Tags: Equity Expert, podcast, Question of the Week
The NASPP Blog is on vacation this week, but to tide you over while we are out, here are some stock plan haiku submitted by Andrew Schwartz of Computershare (in response to last week’s blog entry, “Stock Plan Haiku“):
Like flowing rivers
Cascade myriad tax forms
From stock purchase plans
Avalanche of white
Paper hills bury workers
Proceeds cost basis
Lot after lot
Search offering dates
Missing fair market values
Take a wild guess now
Go pick a number
Gain or loss it’s all the same
Just add it all up
Forget wash sale loss
Sure looks like a gain to me
File return get beer
The NASPP Blog will return next week. Happy New Year!
Tags: fun, haiku, humor, stock plan education
A while ago, I read an article about creating successful PowerPoint presentations that included the line “Think haiku, not epic poetry.” I’m not sure I agree entirely with the author’s points about PowerPoint (I’ve sat through a lot of PowerPoint presentations that adhered to the “six to eight words per slide” rule that, frankly, were all marketing fluff and no substance), but it did get me thinking.

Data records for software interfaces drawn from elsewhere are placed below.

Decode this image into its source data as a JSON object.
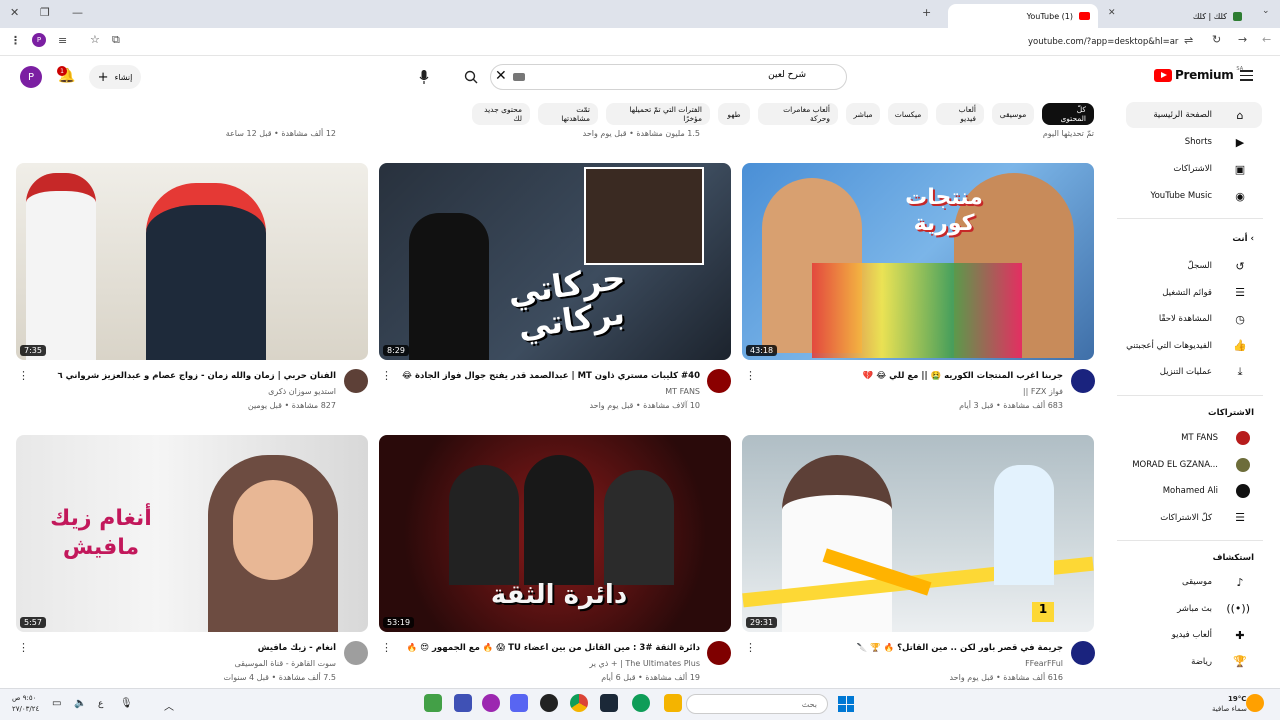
{
  "browser": {
    "tab_active_title": "(1) YouTube",
    "tab_other_title": "كلك | كلك",
    "address": "youtube.com/?app=desktop&hl=ar"
  },
  "header": {
    "logo_text": "Premium",
    "region": "SA",
    "search_value": "شرح لعين",
    "create_label": "إنشاء",
    "avatar_letter": "P",
    "notif_count": "1"
  },
  "chips": [
    "كلّ المحتوى",
    "موسيقى",
    "ألعاب فيديو",
    "ميكسات",
    "مباشر",
    "ألعاب مغامرات وحركة",
    "طهو",
    "الفترات التي تمّ تحميلها مؤخرًا",
    "تمّت مشاهدتها",
    "محتوى جديد لك"
  ],
  "sidebar": {
    "main": [
      {
        "label": "الصفحة الرئيسية",
        "icon": "home-icon"
      },
      {
        "label": "Shorts",
        "icon": "shorts-icon"
      },
      {
        "label": "الاشتراكات",
        "icon": "subscriptions-icon"
      },
      {
        "label": "YouTube Music",
        "icon": "music-icon"
      }
    ],
    "you_head": "أنت",
    "you": [
      {
        "label": "السجلّ",
        "icon": "history-icon"
      },
      {
        "label": "قوائم التشغيل",
        "icon": "playlist-icon"
      },
      {
        "label": "المشاهدة لاحقًا",
        "icon": "clock-icon"
      },
      {
        "label": "الفيديوهات التي أعجبتني",
        "icon": "like-icon"
      },
      {
        "label": "عمليات التنزيل",
        "icon": "download-icon"
      }
    ],
    "subs_head": "الاشتراكات",
    "subs": [
      {
        "label": "MT FANS",
        "color": "#b71c1c"
      },
      {
        "label": "MORAD EL GZANA...",
        "color": "#6d6d3a"
      },
      {
        "label": "Mohamed Ali",
        "color": "#111111"
      },
      {
        "label": "كلّ الاشتراكات",
        "color": ""
      }
    ],
    "explore_head": "استكشاف",
    "explore": [
      {
        "label": "موسيقى",
        "icon": "music-note-icon"
      },
      {
        "label": "بث مباشر",
        "icon": "live-icon"
      },
      {
        "label": "ألعاب فيديو",
        "icon": "gamepad-icon"
      },
      {
        "label": "رياضة",
        "icon": "trophy-icon"
      }
    ]
  },
  "prev_row": [
    {
      "meta": "12 ألف مشاهدة • قبل 12 ساعة"
    },
    {
      "meta": "1.5 مليون مشاهدة • قبل يوم واحد"
    },
    {
      "meta": "تمّ تحديثها اليوم"
    }
  ],
  "videos": [
    {
      "title": "جربنا أغرب المنتجات الكوريه 🤮 || مع للي 😂 💔",
      "channel": "فواز FZX ||",
      "meta": "683 ألف مشاهدة • قبل 3 أيام",
      "duration": "43:18",
      "thumb_text": "منتجات كورية",
      "avatar_color": "#1a237e"
    },
    {
      "title": "#40 كليبات مستري ذاون MT | عبدالصمد قدر يفتح جوال فواز الجادة 😂 !!",
      "channel": "MT FANS",
      "meta": "10 آلاف مشاهدة • قبل يوم واحد",
      "duration": "8:29",
      "thumb_text": "حركاتي بركاتي",
      "avatar_color": "#8b0000"
    },
    {
      "title": "الفنان حربي | زمان والله زمان - زواج عصام و عبدالعزيز شرواني ٦",
      "channel": "استديو سوزان ذكرى",
      "meta": "827 مشاهدة • قبل يومين",
      "duration": "7:35",
      "thumb_text": "",
      "avatar_color": "#5d4037"
    },
    {
      "title": "جريمة في قصر باور لكن .. مين القاتل؟ 🔥 🏆 🔪",
      "channel": "FFearFFul",
      "meta": "616 ألف مشاهدة • قبل يوم واحد",
      "duration": "29:31",
      "thumb_text": "",
      "avatar_color": "#1a237e"
    },
    {
      "title": "دائرة الثقة #3 : مين القاتل من بين أعضاء TU 😱 🔥 مع الجمهور 😍 🔥",
      "channel": "The Ultimates Plus | + ذي ير",
      "meta": "19 ألف مشاهدة • قبل 6 أيام",
      "duration": "53:19",
      "thumb_text": "دائرة الثقة",
      "avatar_color": "#7f0000"
    },
    {
      "title": "أنغام - زيك مافيش",
      "channel": "سوت القاهرة - قناة الموسيقى",
      "meta": "7.5 ألف مشاهدة • قبل 4 سنوات",
      "duration": "5:57",
      "thumb_text": "أنغام زيك مافيش",
      "avatar_color": "#9e9e9e"
    }
  ],
  "taskbar": {
    "search_placeholder": "بحث",
    "weather_temp": "19°C",
    "weather_desc": "سماء صافية",
    "time": "٩:٥٠ ص",
    "date": "٢٧/٠٣/٢٤",
    "lang": "ع"
  }
}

Could employees be educated about stock compensation in a haiku?
So, for something a little lighter this holiday season, I offer some examples of stock compensation education in the form of haiku:
Please don’t wait until
The very last minute to
No shares in account
You sold them; now they are gone.
Shhh—you can buy more.
Cost basis on your
1099-B is wrong.
Don’t overpay tax.
Please retain this form
You will need it at tax time.
Lose it–be sorry.
The best thing since sliced bread
Don’t miss enrollment.
Now it’s your turn–email your haiku on stock plan topics to me at firstname.lastname@example.org.
I hope you all have a great holiday season!
Tags: fun, haiku, humor, stock plan education